Today we were under a heat and air pollution alert in the St.
Louis Metropolitan area. The hottest temperatures on record
since 1991, and several area ozone monitors exceeded the EPA
maximum standards. This brought me to thinking about the hours
and hours I have spent in closed garages sweating it out with 
killowats of restive ballast and ozone so thick it litterally
choked those who were not acclimated to the foul air.

I am a firm believer that a little ozone is stimulating, and that
this highly reactive gas oxidizes many common air pollutants, but
is that all a coiler is exposed to? Is it really safe to breath
the exhaust gasses from the main system spark gap for long
periods of time in a closed enviroment?


Chemical reactions take place where corona and discharges from
the secondary coil ionize the air. Chemical reactions also take
placed in the arc of the main system spark gap. Most of the
ionization and secondary discharges produce ozone, but the arc at
the main system spark gap is so hot that various nitrogen oxides
are also produced. Rather than try to research all of the
possible physiological effects of these gasses indivually or in
combination, their toxicity levels, etc., I will try to give some
simple guidelines towards common sense prevention, and list some
common symptoms of overexposure.

The first thing that the coiler needs to be aware of is that the
sense of smell becomes accustomed to the presence of these gasses
and that the nose is not an accurate means of determining
exposure levels. I have on many occasions spent hours cooped up
with a coil, performing experiments fairly comfortably, when
someone else walked in from outside and complained bitterly about
the ozone and nitrogen oxide levels being quite toxic. Since the
complainer was a licensed physician who has researched the
medical effects of ozone in high concentrations, I was forced on
more than one occasion to heed the advice to shut down and
ventilate before I resumed spinning the wattmeter. 

First some guidelines:

1) You smell ozone, but it is not strong. You have not been
firing for more than 15 minutes cumulative. Your ventilation is
good (complete air exchange every 15 min). Everything is fine.

2) You don't smell strong ozone, but you have been firing for
more than 15 minutes cumulative without good ventilation. In this
instance your nose is accustomed and is no longer an accurate
gauge to your exposure to these toxic gasses. You may be
overexposed, then again you may not.

3) Your eyes water and burn. Your throat burns. You feel a slight
respiratory congestion. If you experience any one, or a
combination, of these symptoms: shut down and ventilate. Do not
resume without a complete air exchange. Leave the area while

I was warned by the physician mentioned above that long term
exposure to high levels of ozone will damage the corneas of the
eyes, but I have never encountered or heard of a case where
anyone has suffered ocular damage as a result of exposure to
ozone levels typical to coiling. However I have discovered that
in over 50% of those coilers whom I questioned, overexposure to
coiling gasses trigger intense migraine headaches. These
headaches typically do not start until the day following the
overexposure. They tend to be quite intense, cannot be treated
effectively with over the counter pain relievers, and usually
last from four to eight hours.

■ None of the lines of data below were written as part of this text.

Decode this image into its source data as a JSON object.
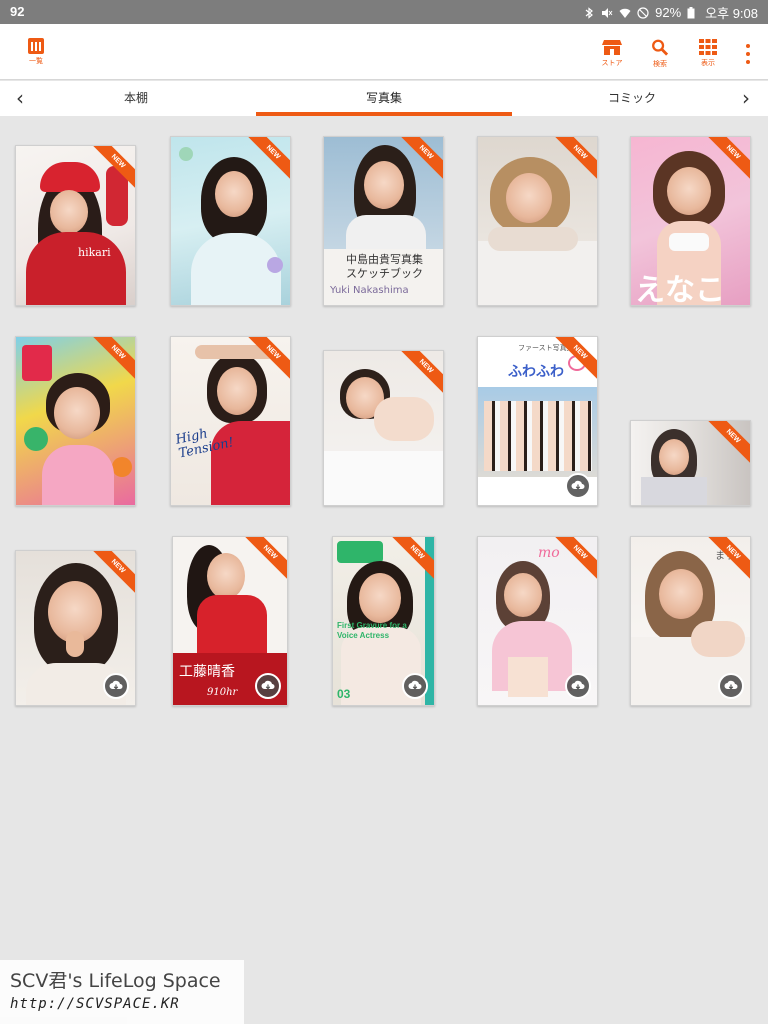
{
  "status_bar": {
    "left_text": "92",
    "battery": "92%",
    "time": "오후 9:08",
    "icons": [
      "bluetooth-icon",
      "mute-icon",
      "wifi-icon",
      "dnd-icon",
      "battery-icon"
    ]
  },
  "app_bar": {
    "library_label": "一覧",
    "actions": [
      {
        "id": "store",
        "label": "ストア",
        "icon": "store-icon"
      },
      {
        "id": "search",
        "label": "検索",
        "icon": "search-icon"
      },
      {
        "id": "display",
        "label": "表示",
        "icon": "grid-icon"
      }
    ],
    "more_icon": "more-vert-icon"
  },
  "tabs": {
    "items": [
      "本棚",
      "写真集",
      "コミック"
    ],
    "active_index": 1
  },
  "accent_color": "#ee5a14",
  "new_badge": "NEW",
  "books": [
    {
      "cover_text": "hikari",
      "is_new": true,
      "downloaded": true
    },
    {
      "cover_text": "",
      "is_new": true,
      "downloaded": true
    },
    {
      "cover_text": "中島由貴写真集\nスケッチブック",
      "cover_sub": "Yuki Nakashima",
      "is_new": true,
      "downloaded": true
    },
    {
      "cover_text": "",
      "is_new": true,
      "downloaded": true
    },
    {
      "cover_text": "えなこ",
      "is_new": true,
      "downloaded": true
    },
    {
      "cover_text": "",
      "is_new": true,
      "downloaded": true
    },
    {
      "cover_text": "High Tension!",
      "is_new": true,
      "downloaded": true
    },
    {
      "cover_text": "",
      "is_new": true,
      "downloaded": true
    },
    {
      "cover_text": "ふわふわ",
      "cover_sub": "ファースト写真集",
      "is_new": true,
      "downloaded": false
    },
    {
      "cover_text": "",
      "is_new": true,
      "downloaded": true
    },
    {
      "cover_text": "",
      "is_new": true,
      "downloaded": false
    },
    {
      "cover_text": "工藤晴香",
      "cover_sub": "910hr",
      "is_new": true,
      "downloaded": false
    },
    {
      "cover_text": "First Gravure for a Voice Actress",
      "cover_sub": "03",
      "is_new": true,
      "downloaded": false
    },
    {
      "cover_text": "mo",
      "is_new": true,
      "downloaded": false
    },
    {
      "cover_text": "まり",
      "is_new": true,
      "downloaded": false
    }
  ],
  "watermark": {
    "line1": "SCV君's LifeLog Space",
    "line2": "http://SCVSPACE.KR"
  }
}
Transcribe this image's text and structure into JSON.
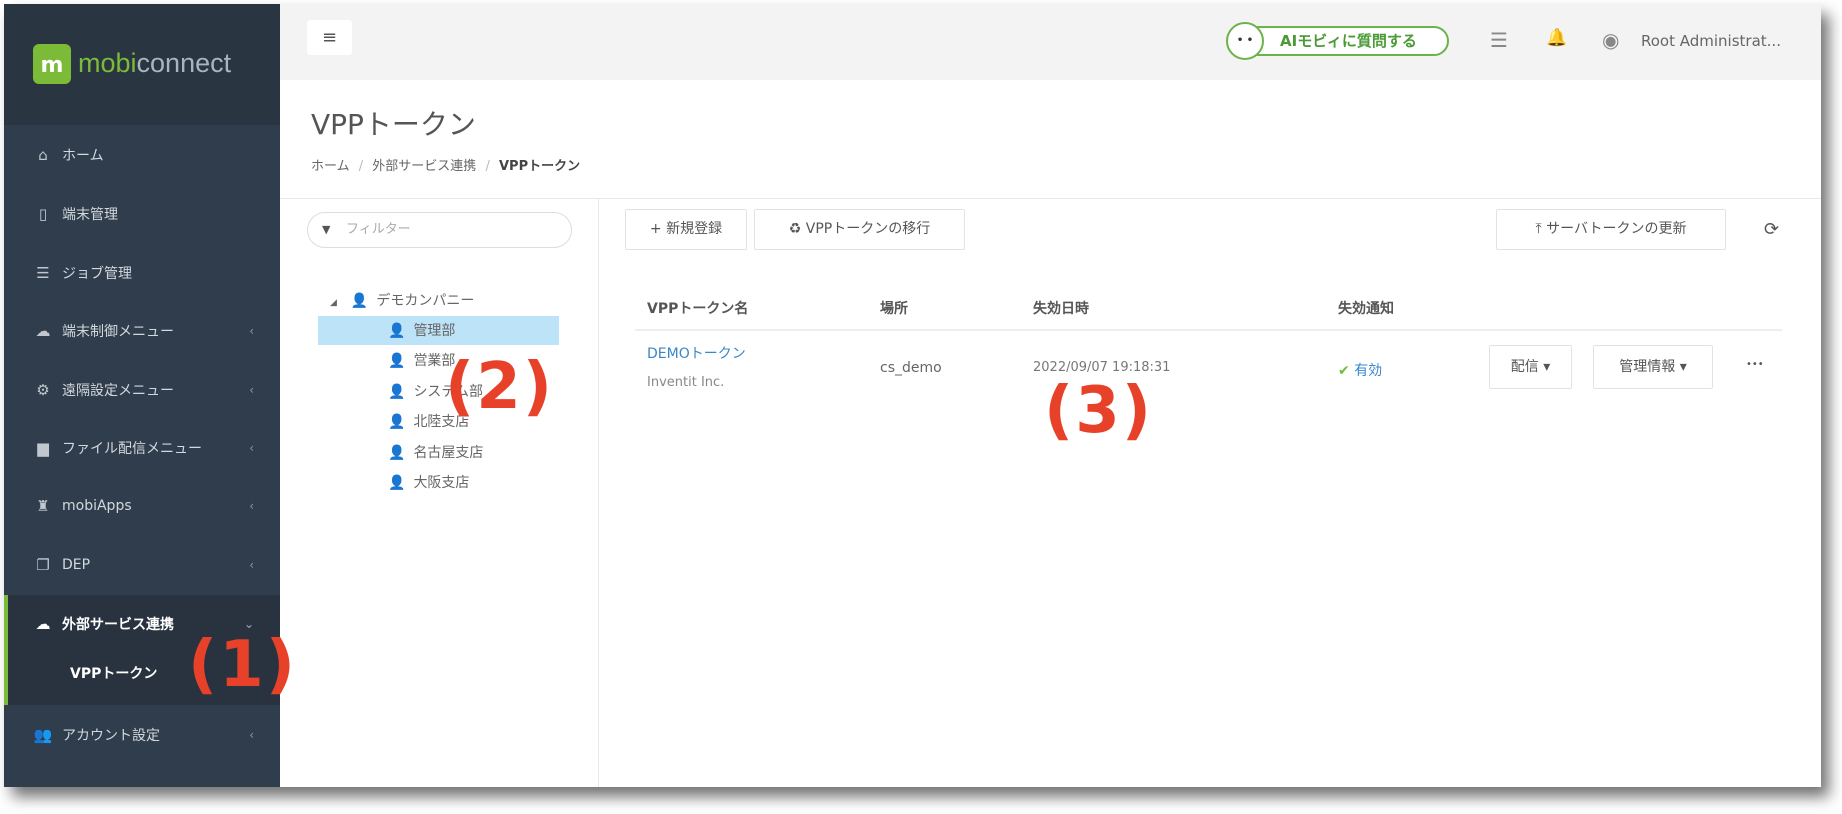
{
  "app": {
    "logo_text_1": "mobi",
    "logo_text_2": "connect",
    "logo_mark": "m"
  },
  "sidebar": {
    "items": [
      {
        "label": "ホーム",
        "icon": "home-icon",
        "glyph": "⌂"
      },
      {
        "label": "端末管理",
        "icon": "mobile-icon",
        "glyph": "▯"
      },
      {
        "label": "ジョブ管理",
        "icon": "server-icon",
        "glyph": "☰"
      },
      {
        "label": "端末制御メニュー",
        "icon": "cloud-icon",
        "glyph": "☁"
      },
      {
        "label": "遠隔設定メニュー",
        "icon": "gears-icon",
        "glyph": "⚙"
      },
      {
        "label": "ファイル配信メニュー",
        "icon": "file-icon",
        "glyph": "▆"
      },
      {
        "label": "mobiApps",
        "icon": "apps-icon",
        "glyph": "♜"
      },
      {
        "label": "DEP",
        "icon": "copy-icon",
        "glyph": "❐"
      },
      {
        "label": "外部サービス連携",
        "icon": "cloud-icon",
        "glyph": "☁"
      },
      {
        "label": "VPPトークン"
      },
      {
        "label": "アカウント設定",
        "icon": "users-icon",
        "glyph": "👥"
      }
    ],
    "chev": "‹",
    "chev_open": "⌄"
  },
  "topbar": {
    "menu_glyph": "≡",
    "ai_label": "AIモビィに質問する",
    "ai_face": "• •",
    "user": "Root Administrat...",
    "server_glyph": "☰",
    "bell_glyph": "🔔",
    "user_glyph": "◉"
  },
  "page": {
    "title": "VPPトークン",
    "breadcrumb": [
      "ホーム",
      "外部サービス連携",
      "VPPトークン"
    ],
    "sep": "/"
  },
  "filter": {
    "placeholder": "フィルター",
    "glyph": "▼"
  },
  "tree": {
    "root": "デモカンパニー",
    "toggle": "◢",
    "person": "👤",
    "children": [
      "管理部",
      "営業部",
      "システム部",
      "北陸支店",
      "名古屋支店",
      "大阪支店"
    ]
  },
  "toolbar": {
    "new": "+ 新規登録",
    "migrate": "♻ VPPトークンの移行",
    "update": "⤒ サーバトークンの更新",
    "refresh": "⟳"
  },
  "table": {
    "headers": [
      "VPPトークン名",
      "場所",
      "失効日時",
      "失効通知"
    ],
    "rows": [
      {
        "name": "DEMOトークン",
        "org": "Inventit Inc.",
        "location": "cs_demo",
        "expires": "2022/09/07 19:18:31",
        "check": "✔",
        "notice": "有効",
        "deliver": "配信 ▾",
        "manage": "管理情報 ▾",
        "more": "•••"
      }
    ]
  },
  "annotations": [
    "(1)",
    "(2)",
    "(3)"
  ],
  "colors": {
    "accent": "#7cbb38",
    "link": "#3a87c8",
    "annotation": "#e8412a"
  }
}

I have had perhaps two migraine headaches in my entire life
before I started coiling. Even with the coiling I was fine until
I was consistantly firing at power levels over 1.5 kVA. Soon
however, I found myself having three or four genuine migraine
headaches a week. The headaches started mid-morning and lasted
all afternoon. I was finally able to determine that my migraines
were directly related to my exposure of ozone and nitrogen oxides
as a result of high powered coiling in a poorly ventilated area.
Before I was able to make this connection (about two weeks) I was
spending a good deal of time painfully ill and I missed a
respectable amout of work as a result. 

During one of my annual jaunts somewhere to meet up with other
coilers, I related my experiences to a group and was surprised at
the number of others who had had similar battles with migraines.
About half of those whom had been affected had already made the
connection to their exposure to coiling gasses, the others were

Later, in an effort to increase my power levels while reducing my
discomfort, I discovered that simply venting out the gasses from
the main system spark gaps was very helpful. Apparently, and this
is a supposition, the combination of ozone with nitrogen oxides
is more detrimental than exposure to ozone alone.

By fitting my cylinder static gaps with plastic dryer ducts and
venting the ducts outside I was really able to reduce both the
room ventilation requirements, and the headaches. With a little
bit of awareness and practice I am now able to determine when I
am reaching toxic blood levels before I am overexposed to the
point that I am subject to getting a migraine the following day.

Just thought I might pass these little pointers along.

Richard Quick

... If all else fails... Throw another megavolt across it!
___ Blue Wave/QWK v2.12